The Houthi militia used the “hunger stampede” in Sanaa, which killed or injured over 200 poor people, as a justification for a campaign to defame a commercial group and hold it responsible.
However, commercial sources revealed that competition from Houthi factions played a role in the stampede.
The horrific incident occurred at a school in central Sanaa two days before Eid al-Fitr during an event organized by the Al-Kabous commercial group to distribute 5,000 riyals in financial aid to the poor.
Eyewitnesses reported that Houthi militants fired shots to disperse the crowd of impoverished people and prevent the aid distribution, leading to the tragedy.
Commercial sources based in Sanaa say that Yemeni commercial groups are attempting to use competition among Houthi factions to continue their business activities and confront extortion practices.
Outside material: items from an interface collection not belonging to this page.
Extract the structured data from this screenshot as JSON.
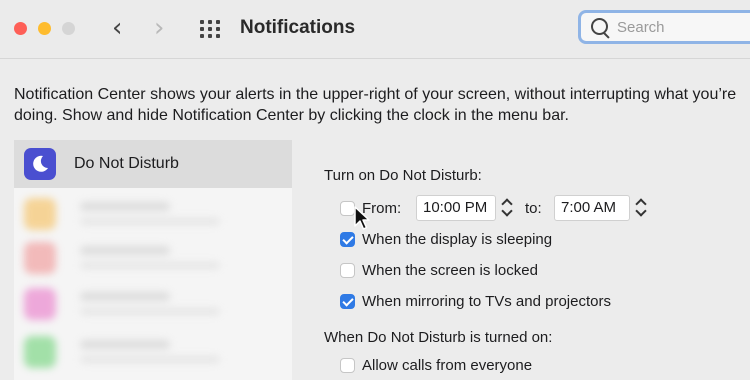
{
  "window": {
    "title": "Notifications",
    "search_placeholder": "Search"
  },
  "description": {
    "line1": "Notification Center shows your alerts in the upper-right of your screen, without interrupting what you’re",
    "line2": "doing. Show and hide Notification Center by clicking the clock in the menu bar."
  },
  "sidebar": {
    "selected_item": {
      "label": "Do Not Disturb",
      "icon": "moon-icon",
      "icon_color": "#4a4fd0"
    },
    "blurred_icon_colors": [
      "#f6b94a",
      "#f08a8a",
      "#e86ac4",
      "#5fcf6a"
    ]
  },
  "dnd": {
    "turn_on_label": "Turn on Do Not Disturb:",
    "from": {
      "label": "From:",
      "checked": false,
      "time": "10:00 PM"
    },
    "to": {
      "label": "to:",
      "time": "7:00 AM"
    },
    "options": [
      {
        "label": "When the display is sleeping",
        "checked": true
      },
      {
        "label": "When the screen is locked",
        "checked": false
      },
      {
        "label": "When mirroring to TVs and projectors",
        "checked": true
      }
    ],
    "when_on_label": "When Do Not Disturb is turned on:",
    "when_on_options": [
      {
        "label": "Allow calls from everyone",
        "checked": false
      }
    ]
  },
  "colors": {
    "accent": "#2f7ae5",
    "search_focus": "#8fb4e6"
  }
}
Sources have confirmed to Asharq Al-Awsat that the Al-Kabous commercial group recently aimed to challenge Houthi factions by publicly gathering and assisting the poor, in contrast to the majority of households and commercial groups that provide financial aid discreetly, hidden from the militias.
Sources report that Al-Kabous is facing Houthi extortion practices and relying on several Houthi faction leaders for protection against other factions’ attempts to nationalize and seize its operations and assets.
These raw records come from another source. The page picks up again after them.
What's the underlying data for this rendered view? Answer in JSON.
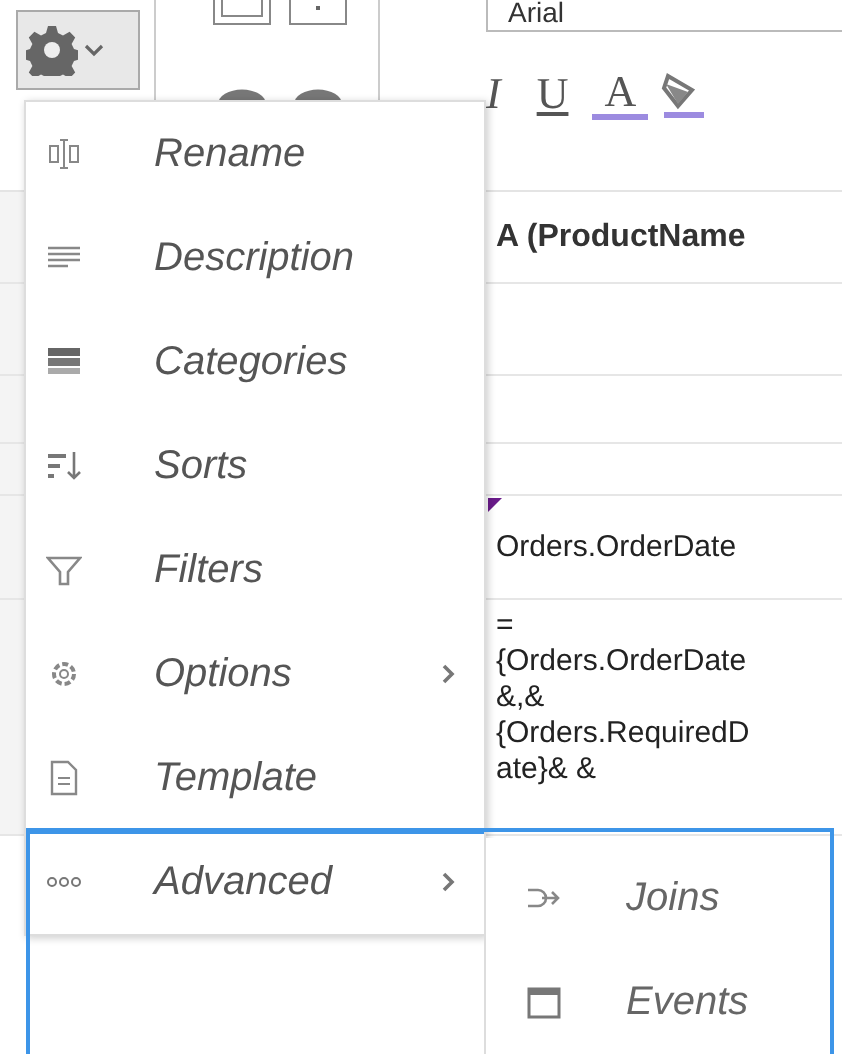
{
  "toolbar": {
    "font_field": {
      "value": "Arial"
    },
    "format_buttons": [
      {
        "label": "I",
        "kind": "italic"
      },
      {
        "label": "U",
        "kind": "underline"
      },
      {
        "label": "A",
        "kind": "color"
      }
    ]
  },
  "grid": {
    "column_header": "A (ProductName",
    "cells": [
      {
        "lines": [
          "Orders.OrderDate"
        ]
      },
      {
        "lines": [
          "=",
          "{Orders.OrderDate",
          "&,&",
          "{Orders.RequiredD",
          "ate}& &"
        ]
      }
    ]
  },
  "menu": {
    "items": [
      {
        "label": "Rename",
        "kind": "rename",
        "has_submenu": false,
        "selected": false
      },
      {
        "label": "Description",
        "kind": "description",
        "has_submenu": false,
        "selected": false
      },
      {
        "label": "Categories",
        "kind": "categories",
        "has_submenu": false,
        "selected": false
      },
      {
        "label": "Sorts",
        "kind": "sorts",
        "has_submenu": false,
        "selected": false
      },
      {
        "label": "Filters",
        "kind": "filters",
        "has_submenu": false,
        "selected": false
      },
      {
        "label": "Options",
        "kind": "options",
        "has_submenu": true,
        "selected": false
      },
      {
        "label": "Template",
        "kind": "template",
        "has_submenu": false,
        "selected": false
      },
      {
        "label": "Advanced",
        "kind": "advanced",
        "has_submenu": true,
        "selected": true
      }
    ],
    "submenu": [
      {
        "label": "Joins",
        "kind": "joins"
      },
      {
        "label": "Events",
        "kind": "events"
      }
    ]
  }
}
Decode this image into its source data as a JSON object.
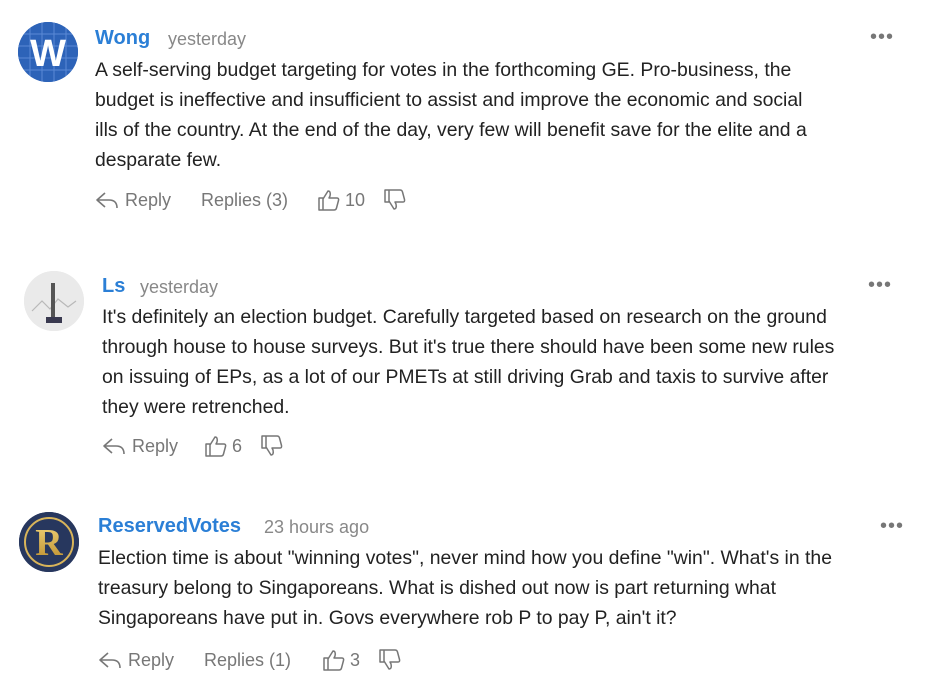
{
  "comments": [
    {
      "author": "Wong",
      "time": "yesterday",
      "text": "A self-serving budget targeting for votes in the forthcoming GE. Pro-business, the\nbudget is ineffective and insufficient to assist and improve the economic and social\nills of the country. At the end of the day, very few will benefit save for the elite and a\ndesparate few.",
      "reply_label": "Reply",
      "replies_label": "Replies (3)",
      "likes": "10",
      "avatar_letter": "W",
      "more": "•••"
    },
    {
      "author": "Ls",
      "time": "yesterday",
      "text": "It's definitely an election budget. Carefully targeted based on research on the ground\nthrough house to house surveys. But it's true there should have been some new rules\non issuing of EPs, as a lot of our PMETs at still driving Grab and taxis to survive after\nthey were retrenched.",
      "reply_label": "Reply",
      "likes": "6",
      "more": "•••"
    },
    {
      "author": "ReservedVotes",
      "time": "23 hours ago",
      "text": "Election time is about \"winning votes\", never mind how you define \"win\". What's in the\ntreasury belong to Singaporeans. What is dished out now is part returning what\nSingaporeans have put in. Govs everywhere rob P to pay P, ain't it?",
      "reply_label": "Reply",
      "replies_label": "Replies (1)",
      "likes": "3",
      "avatar_letter": "R",
      "more": "•••"
    }
  ],
  "colors": {
    "author": "#2b7fd6",
    "meta": "#888888",
    "text": "#222222",
    "action": "#777777"
  }
}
Most large and longstanding companies and trade organizations have employed this strategy when faced with Houthi extortion campaigns, sources added.
They aim to align themselves with the more practical and level-headed Houthi factions to gain their backing and safeguard their interests, they explained.
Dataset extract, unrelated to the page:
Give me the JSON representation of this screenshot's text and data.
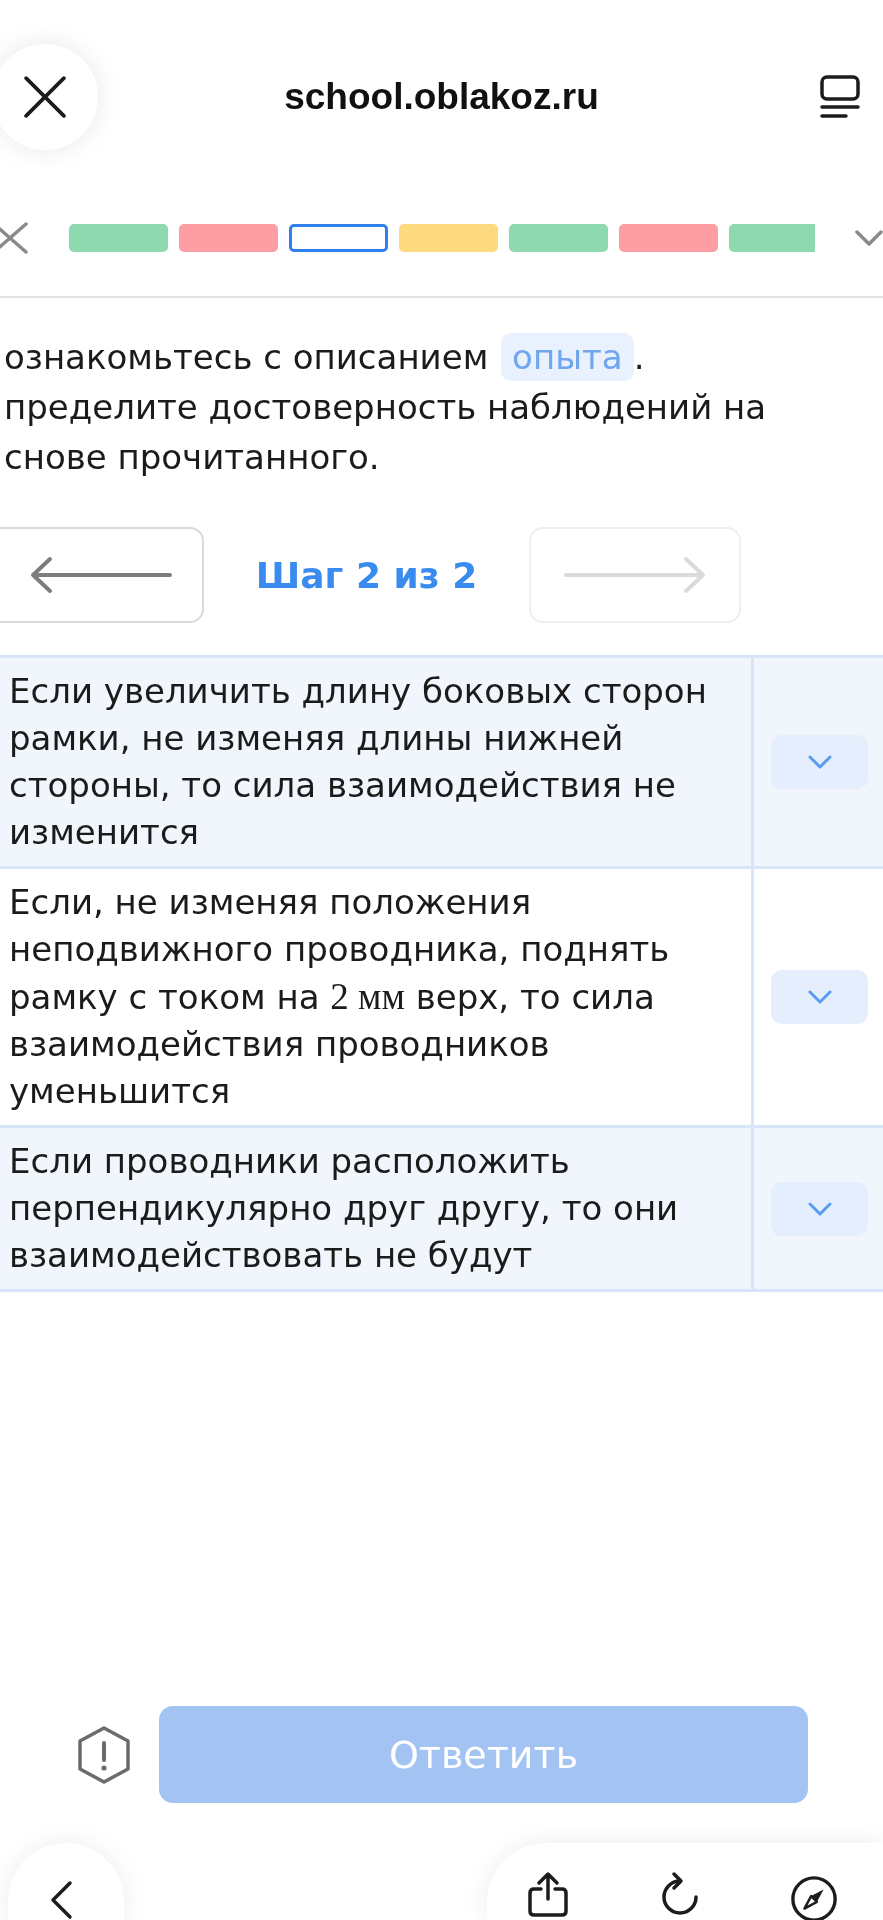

Some of these factions are made up of Houthi families from Sanaa province or those who previously lived in the capital and had ties and influence during the reign of former President Ali Abdullah Saleh.
According to sources, these families hold different views from the Houthi families from Saada, who seek to monopolize commercial and economic activities.